Part 2 The Steamboat New Orleans
I. Penelore--1811-1814p. 45
II. Where Did It Go?--1986, 1995p. 71
Part 3 The Ironclads Manassas and Louisiana
I. Civil War Turtle--1861-1862p. 83
II. They Don't Come Cheaper Than This--1981, 1996p. 104
Part 4 U.S.S. Mississippi
I. A Magnificent End--1863p. 117
II. Nothing Stays the Same--1989p. 129
Part 5 The Siege of Charleston: Keokuk, Weehawken, and Patapsco
I. Cradle of Secession--1863-1865p. 137
II. Three for the Price of One--1981, 2001p. 155
Part 6 The Cannon of San Jacinto
I. The Twin Sisters--1835, 1865, 1905p. 167
II. Dr. Graves, What Have You Done?--1987-1997p. 181
Part 7 Mary Celeste
I. Mystery Ship--1872p. 197
II. Paradise Gone--2001p. 219
Part 8 The Steamboat General Slocum
I. Never Again--1904p. 237
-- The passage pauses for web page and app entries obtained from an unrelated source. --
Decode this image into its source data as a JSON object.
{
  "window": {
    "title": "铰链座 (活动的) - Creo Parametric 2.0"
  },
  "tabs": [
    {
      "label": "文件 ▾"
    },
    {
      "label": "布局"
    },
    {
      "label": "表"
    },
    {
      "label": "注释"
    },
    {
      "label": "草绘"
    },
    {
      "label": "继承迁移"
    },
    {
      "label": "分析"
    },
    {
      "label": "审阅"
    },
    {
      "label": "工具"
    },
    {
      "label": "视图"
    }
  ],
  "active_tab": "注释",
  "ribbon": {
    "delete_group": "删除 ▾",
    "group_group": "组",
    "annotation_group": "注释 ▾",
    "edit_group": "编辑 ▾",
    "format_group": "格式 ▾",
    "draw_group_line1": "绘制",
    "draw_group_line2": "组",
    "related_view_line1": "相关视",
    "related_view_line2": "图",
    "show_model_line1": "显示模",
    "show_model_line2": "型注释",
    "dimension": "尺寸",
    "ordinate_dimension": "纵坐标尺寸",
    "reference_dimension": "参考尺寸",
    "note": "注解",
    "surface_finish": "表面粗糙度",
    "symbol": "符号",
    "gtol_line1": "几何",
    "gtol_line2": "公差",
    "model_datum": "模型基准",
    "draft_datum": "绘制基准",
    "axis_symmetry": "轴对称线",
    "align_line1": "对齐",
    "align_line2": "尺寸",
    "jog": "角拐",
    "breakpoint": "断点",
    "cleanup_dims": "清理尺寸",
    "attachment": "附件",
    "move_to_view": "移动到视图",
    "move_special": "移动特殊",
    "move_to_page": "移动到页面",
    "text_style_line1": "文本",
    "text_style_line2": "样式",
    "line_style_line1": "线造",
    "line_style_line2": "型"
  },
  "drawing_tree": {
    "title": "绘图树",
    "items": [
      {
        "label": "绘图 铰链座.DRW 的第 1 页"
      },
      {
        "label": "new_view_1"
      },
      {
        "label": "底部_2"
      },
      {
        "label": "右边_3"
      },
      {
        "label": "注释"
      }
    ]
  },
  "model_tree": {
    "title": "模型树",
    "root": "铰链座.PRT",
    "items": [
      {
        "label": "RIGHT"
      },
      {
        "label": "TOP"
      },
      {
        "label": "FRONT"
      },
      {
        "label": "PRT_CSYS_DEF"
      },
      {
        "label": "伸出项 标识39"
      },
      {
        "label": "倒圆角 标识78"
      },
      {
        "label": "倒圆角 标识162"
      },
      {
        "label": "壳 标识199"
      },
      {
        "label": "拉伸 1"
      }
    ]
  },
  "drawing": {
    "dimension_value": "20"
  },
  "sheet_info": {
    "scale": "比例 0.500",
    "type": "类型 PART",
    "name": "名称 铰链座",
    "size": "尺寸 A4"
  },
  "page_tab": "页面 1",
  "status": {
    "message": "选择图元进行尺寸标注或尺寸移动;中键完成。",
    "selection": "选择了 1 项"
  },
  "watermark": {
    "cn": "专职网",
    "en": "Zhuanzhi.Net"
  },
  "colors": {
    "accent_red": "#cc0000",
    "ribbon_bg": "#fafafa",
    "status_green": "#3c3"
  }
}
II. Coke Isn't Necessarily a Soft Drink--1994, 2000p. 254
Part 9 S.S. Waratah
I. Disappearing Act--1909p. 261
II. Is It Here or Is It There?--1987-2001p. 276
Part 10 R.M.S. Carpathia
I. Savior of the Seas--1912, 1918p. 285
II. It's Never Easy--2000p. 305
Part 11 L'Oiseau Blanc
I. The White Bird--1927p. 319
II. Rain, Black Flies, and Bogs--1984, 1997, 1998p. 339
Part 12 U.S.S. Akron
I. Lighter Than Air--1931-1933p. 351
II. No Surfing in New Jersey--1986p. 372
Part 13 PT--109
I. PT-109--1943p. 381
II. I Have a Special Room in My Mind for You--2001p. 411
Part 14 America's Leonardo da Vincip. 425
Postscript from the Authorp. 433
Current List of NUMA Search Surveys and Discoveriesp. 435
Additional Historic Sites and Artifactsp. 445